> [Work instructions]:
Find the lines below that contain the string "sách". Copy each one.

....

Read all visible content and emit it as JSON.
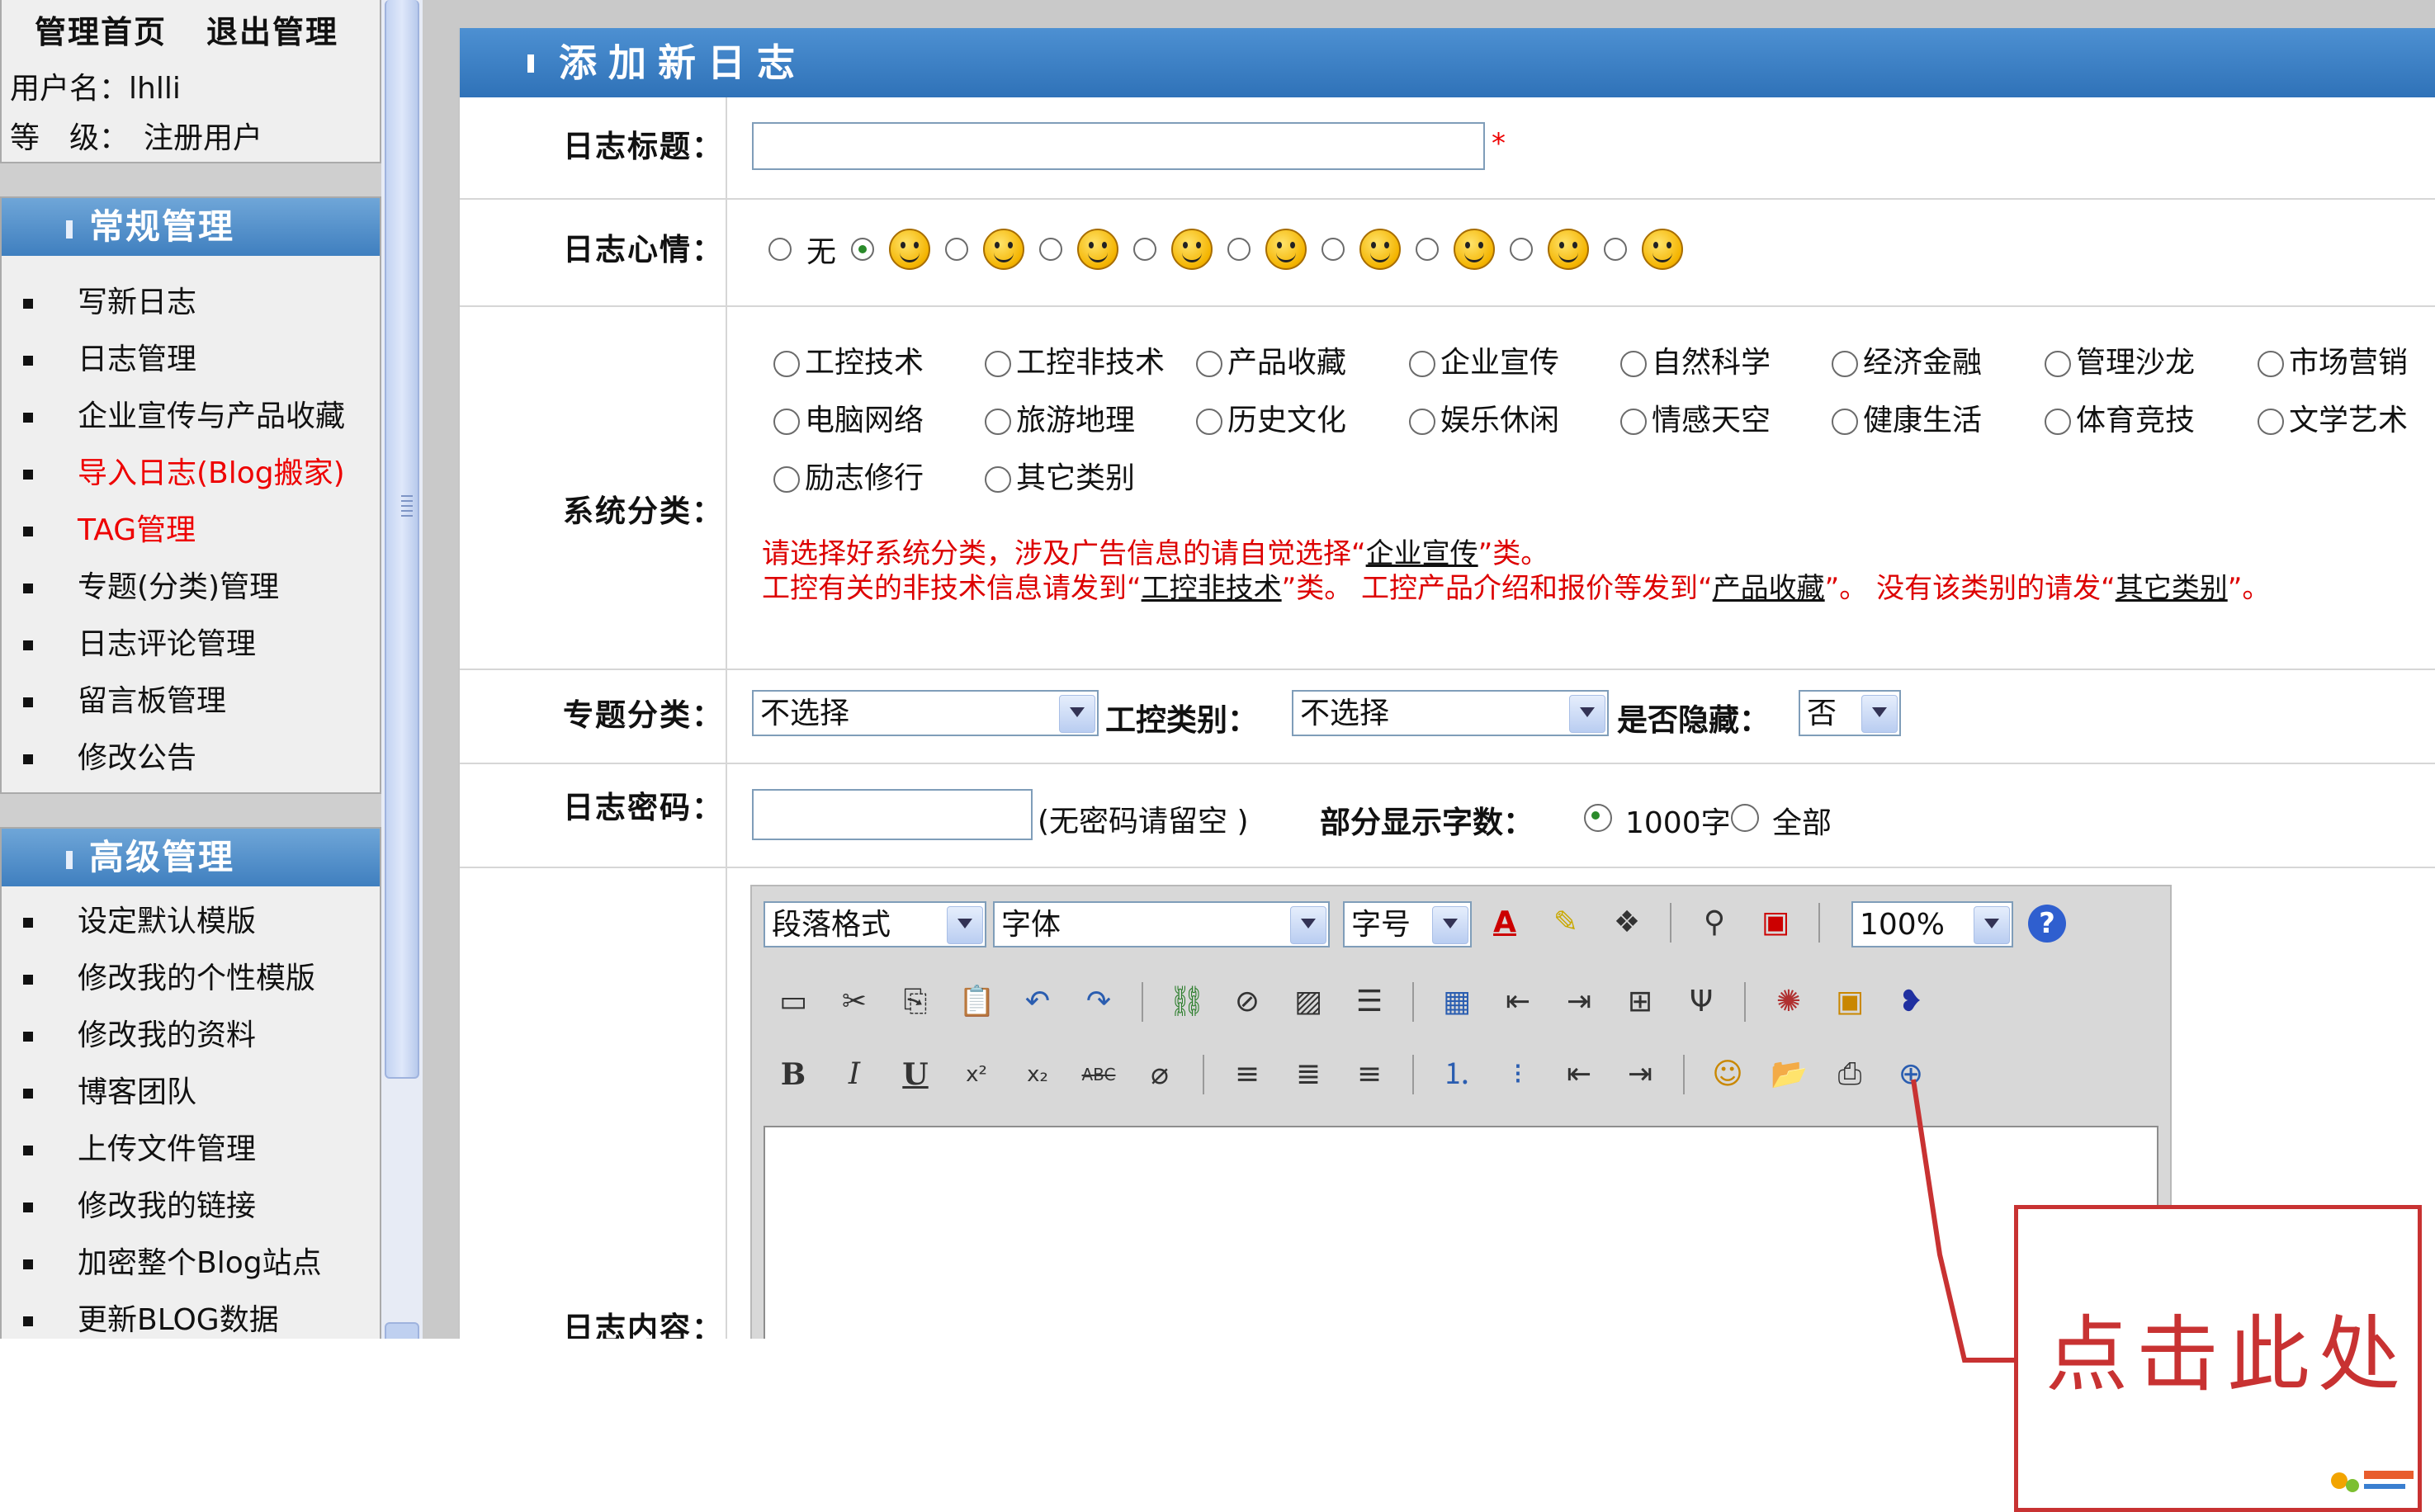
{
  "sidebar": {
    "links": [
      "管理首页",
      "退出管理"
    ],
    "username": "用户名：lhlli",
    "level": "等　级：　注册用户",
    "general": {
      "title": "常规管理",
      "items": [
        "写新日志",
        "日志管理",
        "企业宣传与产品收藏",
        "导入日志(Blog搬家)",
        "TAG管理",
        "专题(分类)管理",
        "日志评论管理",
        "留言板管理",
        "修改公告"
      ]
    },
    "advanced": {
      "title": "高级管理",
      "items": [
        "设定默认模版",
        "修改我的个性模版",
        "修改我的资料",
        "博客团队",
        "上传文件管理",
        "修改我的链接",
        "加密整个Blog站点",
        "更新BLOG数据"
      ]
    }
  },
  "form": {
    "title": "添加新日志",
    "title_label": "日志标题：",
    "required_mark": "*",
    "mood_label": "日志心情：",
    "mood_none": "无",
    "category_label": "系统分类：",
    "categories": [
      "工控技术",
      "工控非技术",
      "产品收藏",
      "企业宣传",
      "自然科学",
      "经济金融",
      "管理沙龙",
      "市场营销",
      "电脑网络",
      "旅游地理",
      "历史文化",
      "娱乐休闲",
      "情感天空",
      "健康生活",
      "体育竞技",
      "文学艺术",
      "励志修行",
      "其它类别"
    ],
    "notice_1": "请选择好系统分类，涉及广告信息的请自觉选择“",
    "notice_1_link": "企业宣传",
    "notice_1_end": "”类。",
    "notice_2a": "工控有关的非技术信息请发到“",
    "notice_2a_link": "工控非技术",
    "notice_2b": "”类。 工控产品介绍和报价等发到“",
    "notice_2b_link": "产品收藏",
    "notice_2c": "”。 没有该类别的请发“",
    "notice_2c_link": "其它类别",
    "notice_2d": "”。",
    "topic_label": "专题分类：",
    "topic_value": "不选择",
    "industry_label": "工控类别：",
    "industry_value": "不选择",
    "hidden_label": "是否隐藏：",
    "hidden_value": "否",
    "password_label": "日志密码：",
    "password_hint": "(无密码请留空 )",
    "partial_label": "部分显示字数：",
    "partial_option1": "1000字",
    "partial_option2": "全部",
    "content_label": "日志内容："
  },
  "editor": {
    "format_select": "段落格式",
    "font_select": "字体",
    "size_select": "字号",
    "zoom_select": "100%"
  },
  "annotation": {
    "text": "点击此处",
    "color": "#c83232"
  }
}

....

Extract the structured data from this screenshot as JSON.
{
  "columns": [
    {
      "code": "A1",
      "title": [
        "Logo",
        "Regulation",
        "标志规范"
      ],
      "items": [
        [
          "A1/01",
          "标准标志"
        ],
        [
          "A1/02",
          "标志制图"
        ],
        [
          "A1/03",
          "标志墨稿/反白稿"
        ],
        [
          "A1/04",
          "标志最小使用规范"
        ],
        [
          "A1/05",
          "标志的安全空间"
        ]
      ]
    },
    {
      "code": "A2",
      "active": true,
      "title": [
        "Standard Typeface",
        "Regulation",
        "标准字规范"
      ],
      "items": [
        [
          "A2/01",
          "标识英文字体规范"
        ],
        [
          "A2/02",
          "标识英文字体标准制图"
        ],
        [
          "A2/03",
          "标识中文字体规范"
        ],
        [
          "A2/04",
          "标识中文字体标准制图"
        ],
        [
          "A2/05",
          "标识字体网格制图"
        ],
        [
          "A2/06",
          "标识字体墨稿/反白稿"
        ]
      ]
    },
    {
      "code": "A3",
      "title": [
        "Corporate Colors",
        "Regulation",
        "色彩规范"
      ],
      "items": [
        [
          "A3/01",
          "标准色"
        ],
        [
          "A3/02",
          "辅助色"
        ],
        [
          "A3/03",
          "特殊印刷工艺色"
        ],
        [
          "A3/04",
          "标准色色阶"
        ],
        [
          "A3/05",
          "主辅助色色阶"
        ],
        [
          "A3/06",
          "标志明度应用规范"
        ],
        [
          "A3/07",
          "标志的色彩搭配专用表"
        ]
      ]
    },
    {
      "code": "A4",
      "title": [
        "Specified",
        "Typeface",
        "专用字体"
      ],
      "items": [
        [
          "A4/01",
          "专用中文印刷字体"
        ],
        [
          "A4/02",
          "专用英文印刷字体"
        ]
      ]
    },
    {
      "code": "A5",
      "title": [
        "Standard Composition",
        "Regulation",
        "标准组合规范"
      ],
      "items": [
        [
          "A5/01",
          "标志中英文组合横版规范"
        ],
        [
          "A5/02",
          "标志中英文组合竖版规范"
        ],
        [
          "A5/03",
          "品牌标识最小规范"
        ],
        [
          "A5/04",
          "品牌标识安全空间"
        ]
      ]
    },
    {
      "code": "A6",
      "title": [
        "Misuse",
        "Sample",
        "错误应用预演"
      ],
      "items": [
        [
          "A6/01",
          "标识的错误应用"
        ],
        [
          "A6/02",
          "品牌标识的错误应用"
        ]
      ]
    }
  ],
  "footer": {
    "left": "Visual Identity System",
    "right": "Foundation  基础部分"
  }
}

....

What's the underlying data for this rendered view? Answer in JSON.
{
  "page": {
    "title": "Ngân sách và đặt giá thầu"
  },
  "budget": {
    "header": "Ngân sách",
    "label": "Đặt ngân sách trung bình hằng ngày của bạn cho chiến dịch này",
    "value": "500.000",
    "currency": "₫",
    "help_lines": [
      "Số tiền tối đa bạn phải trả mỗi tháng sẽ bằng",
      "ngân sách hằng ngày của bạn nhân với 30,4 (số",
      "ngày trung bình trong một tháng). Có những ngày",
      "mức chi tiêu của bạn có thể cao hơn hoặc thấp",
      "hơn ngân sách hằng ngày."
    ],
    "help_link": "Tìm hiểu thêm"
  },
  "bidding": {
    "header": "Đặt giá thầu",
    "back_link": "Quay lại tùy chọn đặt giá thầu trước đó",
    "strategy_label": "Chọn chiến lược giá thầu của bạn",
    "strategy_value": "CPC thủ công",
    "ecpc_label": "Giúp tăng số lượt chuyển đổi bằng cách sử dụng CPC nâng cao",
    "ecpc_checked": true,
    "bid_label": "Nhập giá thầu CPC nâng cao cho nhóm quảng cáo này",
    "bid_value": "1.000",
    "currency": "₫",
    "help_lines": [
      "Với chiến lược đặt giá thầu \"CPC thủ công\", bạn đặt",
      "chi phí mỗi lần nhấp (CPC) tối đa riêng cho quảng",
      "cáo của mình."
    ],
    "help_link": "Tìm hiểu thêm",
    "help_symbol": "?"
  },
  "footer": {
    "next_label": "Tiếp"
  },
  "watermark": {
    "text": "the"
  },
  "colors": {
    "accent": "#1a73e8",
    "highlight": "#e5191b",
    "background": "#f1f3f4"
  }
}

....

> [Written solution]:
    "title": "Ngân sách và đặt giá thầu"
    "header": "Ngân sách",
    "label": "Đặt ngân sách trung bình hằng ngày của bạn cho chiến dịch này",
      "ngân sách hằng ngày của bạn nhân với 30,4 (số",
      "hơn ngân sách hằng ngày."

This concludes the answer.